Understanding AIDS and Its Global Impact
Before we delve into the successful strategies employed by AIDS prevention programs worldwide, it's essential to understand what AIDS is and its global impact. Acquired Immunodeficiency Syndrome (AIDS) is a chronic condition caused by the Human Immunodeficiency Virus (HIV). It significantly weakens a person's immune system, making them susceptible to opportunistic infections and diseases. Despite numerous advancements in medical science, AIDS remains a significant global health concern. According to the World Health Organization (WHO), approximately 38 million people were living with HIV at the end of 2019, and over 690,000 people died from HIV-related causes within the same year. These statistics underscore the urgent need for effective AIDS prevention programs globally.
Confronting Stigma: Lessons from Thailand
Thailand's AIDS prevention program is often hailed as a success story in the global fight against the disease. The nation's strategy centers around confronting and dismantling the stigma associated with HIV and AIDS. The Thai government has been proactive in raising public awareness about the disease, emphasizing that it can affect anyone, regardless of their lifestyle or behavior. This approach has helped to break down barriers, facilitating open conversations about AIDS and the importance of regular testing. Thailand's prevention program also includes free condom distribution and needle exchange programs, which have led to a significant decrease in the country's HIV infection rates.
Emphasizing Education: Uganda's Youth-Centric Approach
Uganda stands out for its youth-centric approach towards AIDS prevention. The country has incorporated HIV and AIDS education into its national school curriculum to ensure that young people understand the disease and how it's transmitted. Through this educational initiative, the Ugandan government aims to empower the younger generation with the knowledge and tools they need to protect themselves against HIV. This proactive approach has resulted in a decline in new HIV infections among Uganda's youth, demonstrating the power of education in preventing the spread of AIDS.
Access to Antiretroviral Therapy: Success in Botswana
Botswana's AIDS prevention program has focused heavily on providing access to antiretroviral therapy (ART) for all HIV-positive individuals. ART is a medication regimen that helps to suppress the HIV virus and stop the progression of the disease. Botswana's government has made a concerted effort to ensure that ART is available to all who need it, regardless of their economic status. This strategy has not only improved the quality of life for people living with HIV in Botswana, but it has also significantly reduced the rate of new HIV infections in the country.
The Power of Community Involvement: Brazil's Approach

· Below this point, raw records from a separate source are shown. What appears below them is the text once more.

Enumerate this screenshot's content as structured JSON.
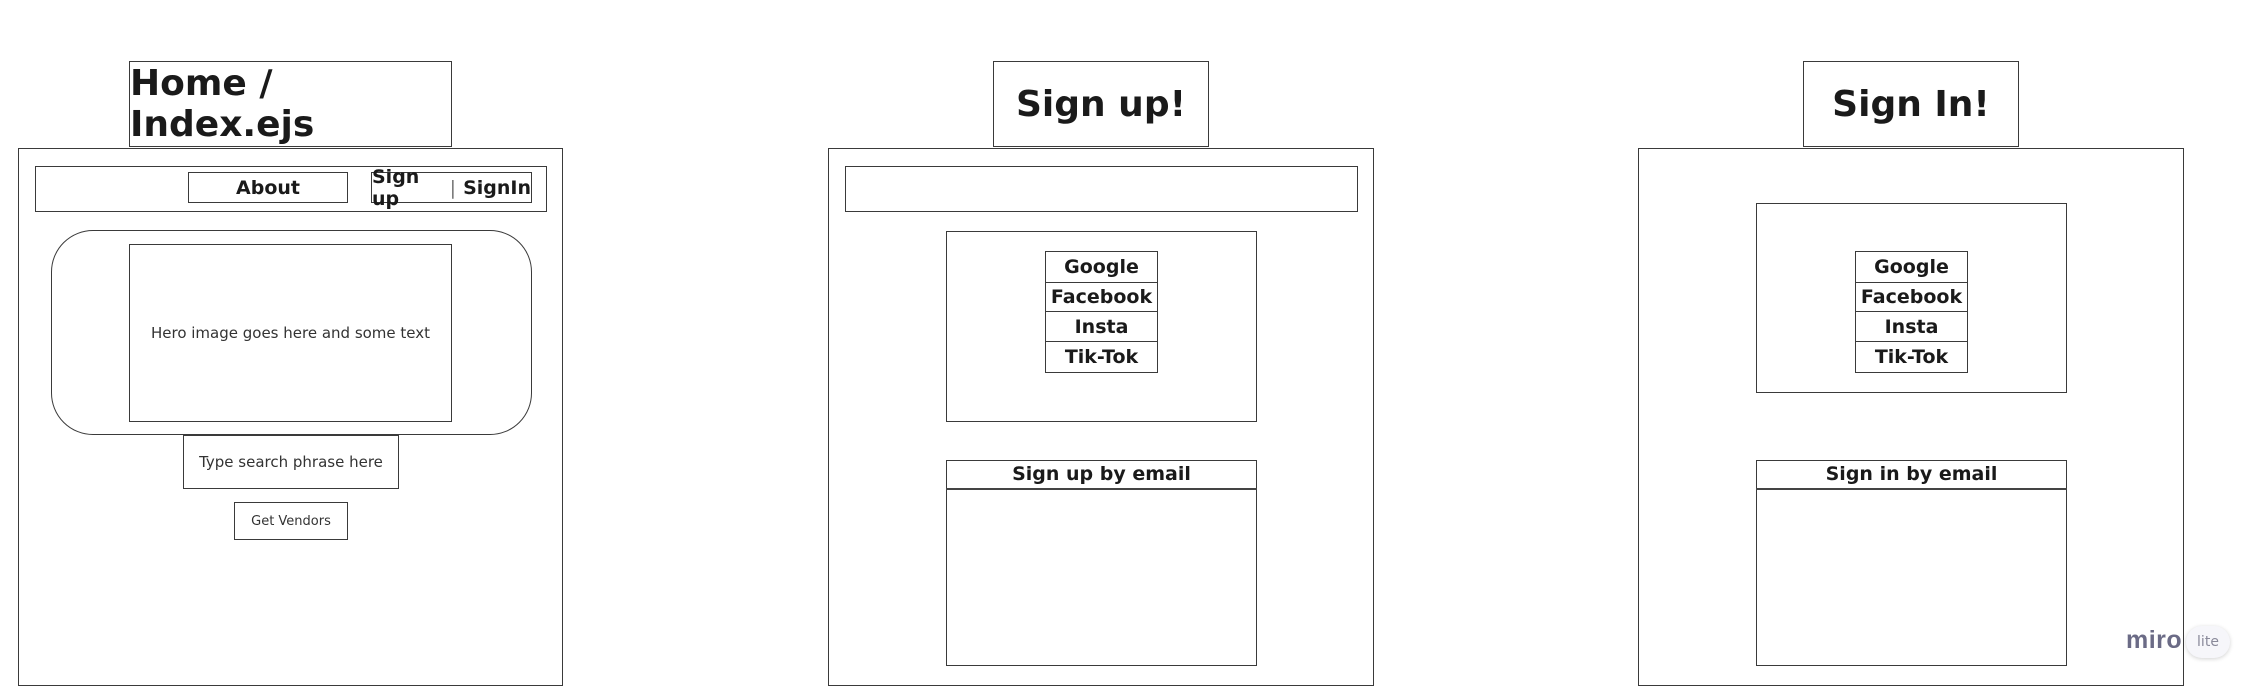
{
  "home": {
    "title": "Home / Index.ejs",
    "nav": {
      "about": "About",
      "signup": "Sign up",
      "separator": "|",
      "signin": "SignIn"
    },
    "hero_text": "Hero image goes here and some text",
    "search_placeholder": "Type search phrase here",
    "vendors_button": "Get Vendors"
  },
  "signup": {
    "title": "Sign up!",
    "social": [
      "Google",
      "Facebook",
      "Insta",
      "Tik-Tok"
    ],
    "email_heading": "Sign up by email"
  },
  "signin": {
    "title": "Sign In!",
    "social": [
      "Google",
      "Facebook",
      "Insta",
      "Tik-Tok"
    ],
    "email_heading": "Sign in by email"
  },
  "branding": {
    "logo": "miro",
    "badge": "lite"
  }
}
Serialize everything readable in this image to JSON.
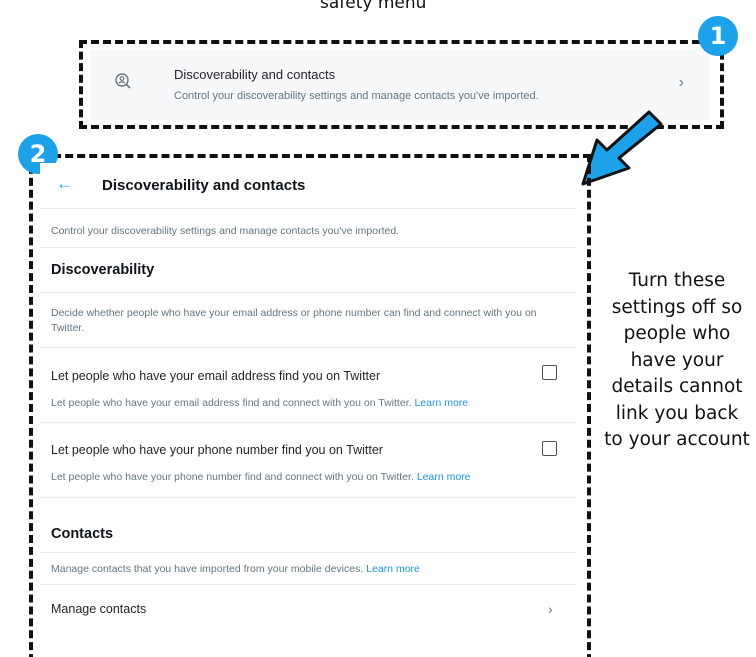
{
  "caption": "safety  menu",
  "menu_item": {
    "icon": "magnifier-person-icon",
    "title": "Discoverability and contacts",
    "subtitle": "Control your discoverability settings and manage contacts you've imported.",
    "chevron": "›"
  },
  "badges": {
    "one": "1",
    "two": "2"
  },
  "panel": {
    "back": "←",
    "title": "Discoverability and contacts",
    "description": "Control your discoverability settings and manage contacts you've imported.",
    "discoverability": {
      "heading": "Discoverability",
      "description": "Decide whether people who have your email address or phone number can find and connect with you on Twitter.",
      "email_setting": {
        "label": "Let people who have your email address find you on Twitter",
        "description": "Let people who have your email address find and connect with you on Twitter.",
        "learn_more": "Learn more",
        "checked": false
      },
      "phone_setting": {
        "label": "Let people who have your phone number find you on Twitter",
        "description": "Let people who have your phone number find and connect with you on Twitter.",
        "learn_more": "Learn more",
        "checked": false
      }
    },
    "contacts": {
      "heading": "Contacts",
      "description": "Manage contacts that you have imported from your mobile devices.",
      "learn_more": "Learn more",
      "manage_label": "Manage contacts",
      "chevron": "›"
    }
  },
  "side_note": "Turn these settings off so people who have your details cannot link you back to your account",
  "colors": {
    "accent": "#1da1e8",
    "link": "#1b95e0",
    "muted": "#66757f"
  }
}
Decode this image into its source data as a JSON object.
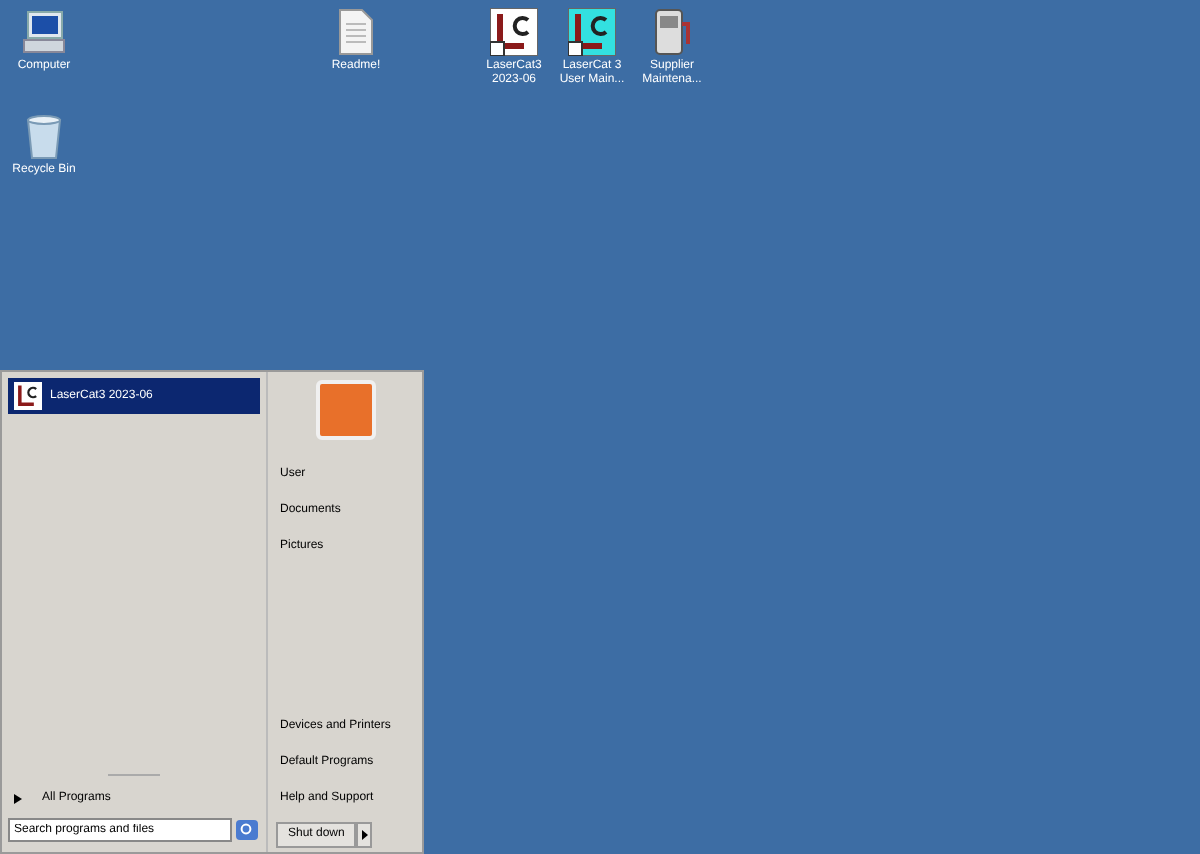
{
  "desktop_icons": [
    {
      "label": "Computer",
      "kind": "computer"
    },
    {
      "label": "Readme!",
      "kind": "document"
    },
    {
      "label": "LaserCat3\n2023-06",
      "kind": "lc"
    },
    {
      "label": "LaserCat 3\nUser Main...",
      "kind": "lc-cyan"
    },
    {
      "label": "Supplier\nMaintena...",
      "kind": "pump"
    },
    {
      "label": "Recycle Bin",
      "kind": "bin"
    }
  ],
  "start_menu": {
    "pinned": [
      {
        "label": "LaserCat3 2023-06",
        "selected": true
      }
    ],
    "all_programs": "All Programs",
    "search": {
      "placeholder": "Search programs and files"
    },
    "right_items": [
      "User",
      "Documents",
      "Pictures",
      "Devices and Printers",
      "Default Programs",
      "Help and Support"
    ],
    "shutdown": "Shut down"
  }
}
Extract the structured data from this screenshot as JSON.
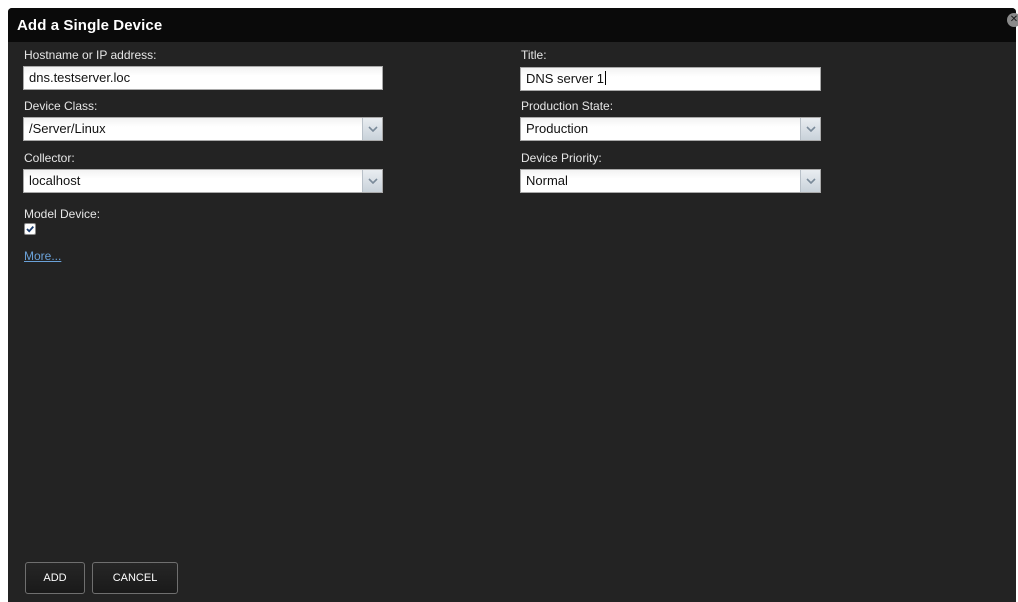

Brazil's AIDS prevention strategy is unique in that it heavily involves the community in its efforts to combat the disease. The country has numerous community-based organizations that work tirelessly to promote HIV testing, distribute free condoms, and provide support to people living with HIV. The Brazilian government has also implemented a strong public awareness campaign about HIV and AIDS, which has helped to reduce the stigma associated with the disease. This community-centric approach has proved successful in Brazil, contributing to a decline in new HIV infections and AIDS-related deaths.
In conclusion, the fight against AIDS requires a multifaceted approach, tailored to the specific needs and circumstances of each community. As we've seen from these examples, strategies such as confronting stigma, emphasizing education, providing access to treatment, and involving the community can yield significant results in preventing the spread of HIV and AIDS. The challenge lies in implementing and sustaining these strategies on a global scale. However, the success stories from around the world give us hope and serve as a roadmap for future efforts in AIDS prevention.